You can read more about the program in The Atlantic's CityLab article: 'New York City's Wi-Fi Kiosks Now Include a 'Yelp for Social Services'
Topics: access to social services

Five Things to Consider in Your Social Service Coordination Efforts

People in need, as well as those helping them, have traditionally encountered many challenges around finding and connecting to the programs and resources that can help them. For individuals, especially those without easy internet access, it’s difficult to uncover the state and government-funded programs for which they qualify and even more so to discover the myriad of private and charitable resources available.

Case workers, social workers, families, and others in a helping role are presented with another set of challenges including time constraints, unstructured data, incorrect or outdated information, and lack of insight into programs and services available outside of their local areas.

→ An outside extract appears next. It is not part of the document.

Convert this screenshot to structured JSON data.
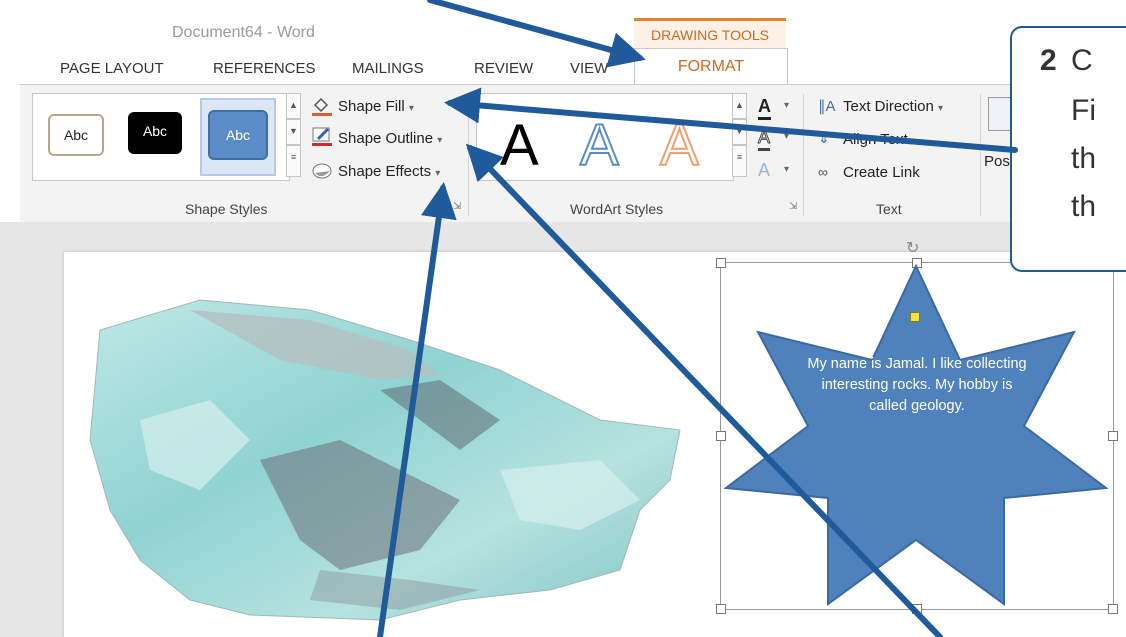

For care teams, a lack of formal processes around identifying patient social needs and follow up also make it nearly impossible to ‘close the loop’ on whether the patient was able to connect and receive help after the referral was made.

To make matters more difficult, not everyone is comfortable offering information about their personal needs and those needs often go undiscovered, undocumented, and excluded from the care plan. Expeditious and personalized social coordination is key to improving many of the metrics health care organizations are tracking for success and is no longer a component of patient care that can be ignored without consequence. 

As people begin working to organize or increase social service coordination within their care settings, here are five areas to consider:

  1. COMMUNICATION. Make sure questions around social needs are part of the process at various stages of the patient journey. People have different comfort levels with different staff members. Don’t leave it to discharge planners alone to uncover outside factors influencing patient health and wellness. In addition, work to improve communication and collaboration among care teams at all points along the care continuum. According to expert Cheri Lattimer, Executive Director for the Case Management Society of America (CMSA) and National Transitions of Care Coalition (NTOCC), integrated care teams that effectively communicate during transitions and throughout the other stages in the patient journey see higher staff and patient engagement, as well as, an overall improvement in health outcomes. 
  2. ALWAYS INCLUDE CASE MANAGERS/SOCIAL WORKERS. Keep case management and social service teams in the loop at all times. Their function is an integral part of a patient-centered care plan.
  3. STANDARDIZE. Set up a uniform way to manage social coordination within the organization and work to get everyone ‘on the same page’. It will enhance efficiencies and make it easier to track progress. Providing standardized tools and processes will also help care teams eliminate information silos and function more cohesively when addressing patient needs that fall outside of the medical spectrum.
  4. EMPOWER. Empower everyone (including the patient and those helping him) to get involved in creating a good outcome. One way is by providing an easy way for everyone to find and connect with the programs and services that can help them stay well. Since patient needs outnumber staff resources, facilitating patient involvement is a good way to distribute the case load. Most people want to help themselves and are willing to take the proper steps if pointed in the right direction. 
  5. Analyze the data and monitor trends. Uncovering service gaps can provide insight and drive smarter decisions within the organization. Efficient and timely social coordination improves health outcomes, as well, as patient satisfaction. 
Social factors impacting patient health is no longer a topic of discussion solely reserved for discharge planners coordinating transitions. It’s in the best interest of everyone involved in the patient’s journey to be informed and empowered to help when necessary.
Topics: Social Services access to social services care coordination